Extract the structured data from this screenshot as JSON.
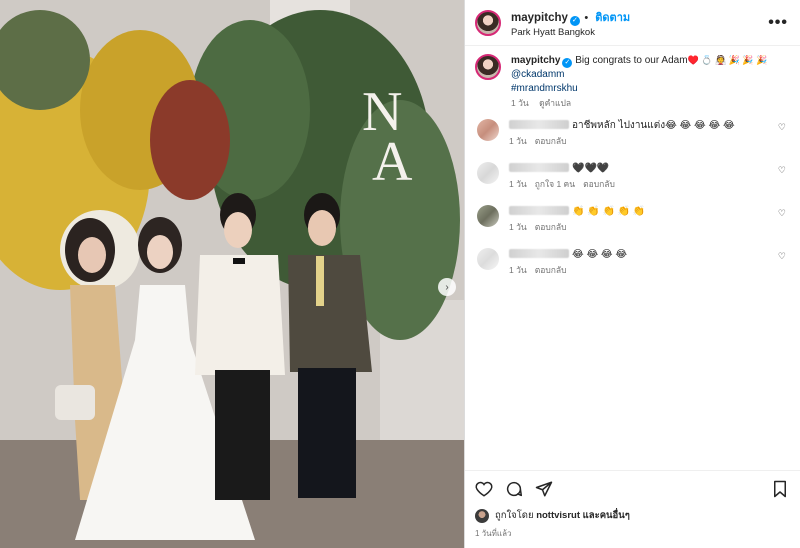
{
  "post": {
    "username": "maypitchy",
    "follow_label": "ติดตาม",
    "location": "Park Hyatt Bangkok",
    "caption_text": "Big congrats to our Adam",
    "caption_emoji": "♥️ 💍 👰 🎉 🎉 🎉",
    "mention": "@ckadamm",
    "hashtag": "#mrandmrskhu",
    "caption_time": "1 วัน",
    "translate_label": "ดูคำแปล",
    "monogram": "NA"
  },
  "comments": [
    {
      "text": "อาชีพหลัก ไปงานแต่ง😂 😂 😂 😂 😂",
      "time": "1 วัน",
      "likes": "",
      "reply": "ตอบกลับ"
    },
    {
      "text": "🖤🖤🖤",
      "time": "1 วัน",
      "likes": "ถูกใจ 1 คน",
      "reply": "ตอบกลับ"
    },
    {
      "text": "👏 👏 👏 👏 👏",
      "time": "1 วัน",
      "likes": "",
      "reply": "ตอบกลับ"
    },
    {
      "text": "😂 😂 😂 😂",
      "time": "1 วัน",
      "likes": "",
      "reply": "ตอบกลับ"
    }
  ],
  "likes": {
    "prefix": "ถูกใจโดย",
    "user": "nottvisrut",
    "suffix": "และคนอื่นๆ"
  },
  "posted": "1 วันที่แล้ว",
  "icons": [
    "heart-icon",
    "comment-icon",
    "share-icon",
    "bookmark-icon",
    "more-icon",
    "verified-icon",
    "chevron-right-icon"
  ],
  "colors": {
    "accent": "#0095f6",
    "link": "#00376b",
    "muted": "#737373"
  }
}
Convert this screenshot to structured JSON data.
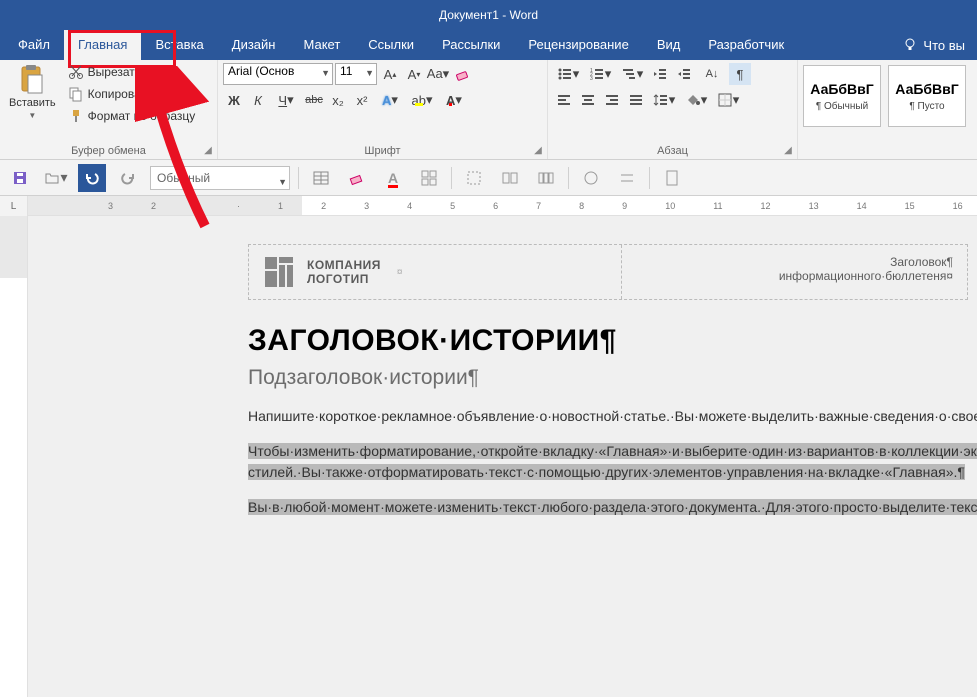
{
  "title": "Документ1 - Word",
  "menutabs": [
    "Файл",
    "Главная",
    "Вставка",
    "Дизайн",
    "Макет",
    "Ссылки",
    "Рассылки",
    "Рецензирование",
    "Вид",
    "Разработчик"
  ],
  "activeTab": 1,
  "help": "Что вы",
  "clipboard": {
    "paste": "Вставить",
    "cut": "Вырезать",
    "copy": "Копировать",
    "format": "Формат по образцу",
    "label": "Буфер обмена"
  },
  "font": {
    "name": "Arial (Основ",
    "size": "11",
    "label": "Шрифт",
    "bold": "Ж",
    "italic": "К",
    "underline": "Ч",
    "strike": "abc",
    "sub": "x₂",
    "sup": "x²"
  },
  "para": {
    "label": "Абзац"
  },
  "styles": {
    "sample": "АаБбВвГ",
    "s1": "¶ Обычный",
    "s2": "¶ Пусто"
  },
  "qat": {
    "combo": "Обычный"
  },
  "doc": {
    "logo1": "КОМПАНИЯ",
    "logo2": "ЛОГОТИП",
    "hdr1": "Заголовок¶",
    "hdr2": "информационного·бюллетеня¤",
    "title": "ЗАГОЛОВОК·ИСТОРИИ¶",
    "subtitle": "Подзаголовок·истории¶",
    "p1": "Напишите·короткое·рекламное·объявление·о·новостной·статье.·Вы·можете·выделить·важные·сведения·о·своей·компании,·о·которых·расскажете·ниже.¶",
    "p2": "Чтобы·изменить·форматирование,·откройте·вкладку·«Главная»·и·выберите·один·из·вариантов·в·коллекции·экспресс-стилей.·Вы·также·отформатировать·текст·с·помощью·других·элементов·управления·на·вкладке·«Главная».¶",
    "p3": "Вы·в·любой·момент·можете·изменить·текст·любого·раздела·этого·документа.·Для·этого·просто·выделите·текст·и·начните·печатать.·Этот·шаблон·предварительно·подготовлен,·поэтому·для·новой·введенной·информации·форматирование·сохраняется.¶"
  },
  "ruler": {
    "corner": "L"
  }
}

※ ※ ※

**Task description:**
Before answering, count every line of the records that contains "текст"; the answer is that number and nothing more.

**Solution to this task:**
2